All blood donation centers must follow guidelines set by The United States Food and Drug Administration- who in many ways is stuck in the “Gay-Related Immune Deficiency”-days of the 1980’s with their one-year deferment policy for men who have sex with men, even in monogamous relationship situations. To gain eligibility for blood donation, men who have sex with men must abstain from having sex for an entire year- meaning, men who are married to other men and are only intimate with their partner, must be celibate for an entire year before becoming eligible to donate blood, and must also maintain that celibacy to continue to donate. The restrictions placed on monogamous gay couples are among the same placed on heterosexual men who have unprotected sex with multiple individuals as well as intravenous drug users- without regard to proven HIV negative status. Policies such as these still stigmatize gay and bisexual men and exclude many healthy donors- only exacerbating the blood shortage dilemma. The time is up.

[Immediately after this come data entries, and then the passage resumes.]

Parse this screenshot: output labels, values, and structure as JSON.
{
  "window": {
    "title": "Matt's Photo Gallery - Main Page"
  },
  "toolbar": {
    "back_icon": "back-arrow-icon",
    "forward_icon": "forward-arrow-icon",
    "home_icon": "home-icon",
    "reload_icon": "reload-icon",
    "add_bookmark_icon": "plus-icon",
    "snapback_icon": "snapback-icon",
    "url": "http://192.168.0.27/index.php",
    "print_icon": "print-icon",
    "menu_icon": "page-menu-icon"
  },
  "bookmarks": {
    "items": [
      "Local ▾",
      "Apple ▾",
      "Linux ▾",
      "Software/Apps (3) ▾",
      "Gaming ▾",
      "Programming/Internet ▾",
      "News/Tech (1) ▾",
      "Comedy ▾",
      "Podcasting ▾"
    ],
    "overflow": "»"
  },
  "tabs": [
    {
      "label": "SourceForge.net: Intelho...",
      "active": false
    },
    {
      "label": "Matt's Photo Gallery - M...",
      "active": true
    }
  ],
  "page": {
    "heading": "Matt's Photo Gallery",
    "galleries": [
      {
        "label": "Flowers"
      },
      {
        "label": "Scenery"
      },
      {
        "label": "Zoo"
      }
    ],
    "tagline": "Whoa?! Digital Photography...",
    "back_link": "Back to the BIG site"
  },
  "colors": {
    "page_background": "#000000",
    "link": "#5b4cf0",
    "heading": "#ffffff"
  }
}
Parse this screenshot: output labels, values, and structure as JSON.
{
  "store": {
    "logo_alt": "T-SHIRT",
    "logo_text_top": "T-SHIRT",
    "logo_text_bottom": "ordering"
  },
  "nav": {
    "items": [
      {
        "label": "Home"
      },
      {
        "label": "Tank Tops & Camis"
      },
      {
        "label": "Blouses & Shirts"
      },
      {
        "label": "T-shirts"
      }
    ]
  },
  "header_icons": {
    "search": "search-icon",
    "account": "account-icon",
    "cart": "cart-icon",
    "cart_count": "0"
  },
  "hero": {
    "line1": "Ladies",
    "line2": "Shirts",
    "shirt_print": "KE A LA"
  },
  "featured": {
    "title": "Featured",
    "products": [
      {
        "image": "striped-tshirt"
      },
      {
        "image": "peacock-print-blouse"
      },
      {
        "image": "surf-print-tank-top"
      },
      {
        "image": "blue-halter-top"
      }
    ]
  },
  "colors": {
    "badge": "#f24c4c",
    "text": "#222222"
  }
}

According to the Center for Disease Control and Prevention, every unit of blood donated in the United States undergoes testing for Hepatitis B virus, Hepatitis C virus, HIV 1 and 2, Human T-lymphotropic virus types I and II, Syphillis, West Nile virus, and Zika virus. An HIV antibody response can be detected as early as two weeks and in 99.97% of people by 12 weeks, which is just around 3 months. Countries like Canada and the United Kingdom have already implemented a policy that allows gay or bi-sexual men to donate just three months since the last sexual encounter with another male, citing that the change was “based on the most up to date scientific evidence and medical advancements, which will offer more people the opportunity to donate blood without affecting the safety of the blood supply.” If other countries have the means reform this policy, so does the United States- and the United States has HAD the means to do this for some time. To tell any person that has the capacity to save another that they are not allowed to goes against human nature.
It has become easier for an irresponsible person to buy a gun to end a life, than for a responsible person to donate blood to save one.
The one thing that makes us all the same is being used to keep some of us different. This policy only supports stigma, scientific inaccuracies, and blatant discrimination.